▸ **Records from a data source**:
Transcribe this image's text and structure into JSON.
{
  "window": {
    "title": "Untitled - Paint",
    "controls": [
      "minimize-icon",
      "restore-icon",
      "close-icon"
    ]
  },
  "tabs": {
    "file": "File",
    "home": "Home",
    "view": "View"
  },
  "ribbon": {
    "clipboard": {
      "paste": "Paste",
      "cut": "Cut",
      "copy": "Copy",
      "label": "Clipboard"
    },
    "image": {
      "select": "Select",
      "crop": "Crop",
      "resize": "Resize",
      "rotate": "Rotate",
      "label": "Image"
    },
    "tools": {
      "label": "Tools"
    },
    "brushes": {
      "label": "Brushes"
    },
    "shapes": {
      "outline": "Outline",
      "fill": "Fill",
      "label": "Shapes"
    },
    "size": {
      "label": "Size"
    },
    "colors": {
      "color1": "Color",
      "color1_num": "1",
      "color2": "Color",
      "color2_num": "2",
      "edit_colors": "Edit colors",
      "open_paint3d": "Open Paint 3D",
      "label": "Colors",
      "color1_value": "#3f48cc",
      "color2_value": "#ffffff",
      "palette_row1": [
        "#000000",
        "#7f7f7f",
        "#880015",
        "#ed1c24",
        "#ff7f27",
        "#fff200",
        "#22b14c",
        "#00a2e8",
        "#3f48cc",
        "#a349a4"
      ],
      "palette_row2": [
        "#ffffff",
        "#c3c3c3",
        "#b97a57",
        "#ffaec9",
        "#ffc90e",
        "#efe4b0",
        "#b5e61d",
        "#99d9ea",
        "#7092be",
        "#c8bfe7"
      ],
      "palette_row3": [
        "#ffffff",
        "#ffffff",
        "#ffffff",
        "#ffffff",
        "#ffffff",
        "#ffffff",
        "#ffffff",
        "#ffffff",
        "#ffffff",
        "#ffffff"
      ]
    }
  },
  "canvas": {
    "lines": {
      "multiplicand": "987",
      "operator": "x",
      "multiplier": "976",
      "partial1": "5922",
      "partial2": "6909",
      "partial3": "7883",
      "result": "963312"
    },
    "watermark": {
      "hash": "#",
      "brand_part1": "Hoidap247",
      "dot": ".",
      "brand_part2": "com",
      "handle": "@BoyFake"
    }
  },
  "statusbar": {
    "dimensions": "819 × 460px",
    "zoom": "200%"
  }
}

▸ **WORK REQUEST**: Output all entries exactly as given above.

▸ **SOLVED EXERCISE**:
Transcribe this image's text and structure into JSON.
{
  "window": {
    "title": "Untitled - Paint",
    "controls": [
      "minimize-icon",
      "restore-icon",
      "close-icon"
    ]
  },
  "tabs": {
    "file": "File",
    "home": "Home",
    "view": "View"
  },
  "ribbon": {
    "clipboard": {
      "paste": "Paste",
      "cut": "Cut",
      "copy": "Copy",
      "label": "Clipboard"
    },
    "image": {
      "select": "Select",
      "crop": "Crop",
      "resize": "Resize",
      "rotate": "Rotate",
      "label": "Image"
    },
    "tools": {
      "label": "Tools"
    },
    "brushes": {
      "label": "Brushes"
    },
    "shapes": {
      "outline": "Outline",
      "fill": "Fill",
      "label": "Shapes"
    },
    "size": {
      "label": "Size"
    },
    "colors": {
      "color1": "Color",
      "color1_num": "1",
      "color2": "Color",
      "color2_num": "2",
      "edit_colors": "Edit colors",
      "open_paint3d": "Open Paint 3D",
      "label": "Colors",
      "color1_value": "#3f48cc",
      "color2_value": "#ffffff",
      "palette_row1": [
        "#000000",
        "#7f7f7f",
        "#880015",
        "#ed1c24",
        "#ff7f27",
        "#fff200",
        "#22b14c",
        "#00a2e8",
        "#3f48cc",
        "#a349a4"
      ],
      "palette_row2": [
        "#ffffff",
        "#c3c3c3",
        "#b97a57",
        "#ffaec9",
        "#ffc90e",
        "#efe4b0",
        "#b5e61d",
        "#99d9ea",
        "#7092be",
        "#c8bfe7"
      ],
      "palette_row3": [
        "#ffffff",
        "#ffffff",
        "#ffffff",
        "#ffffff",
        "#ffffff",
        "#ffffff",
        "#ffffff",
        "#ffffff",
        "#ffffff",
        "#ffffff"
      ]
    }
  },
  "canvas": {
    "lines": {
      "multiplicand": "987",
      "operator": "x",
      "multiplier": "976",
      "partial1": "5922",
      "partial2": "6909",
      "partial3": "7883",
      "result": "963312"
    },
    "watermark": {
      "hash": "#",
      "brand_part1": "Hoidap247",
      "dot": ".",
      "brand_part2": "com",
      "handle": "@BoyFake"
    }
  },
  "statusbar": {
    "dimensions": "819 × 460px",
    "zoom": "200%"
  }
}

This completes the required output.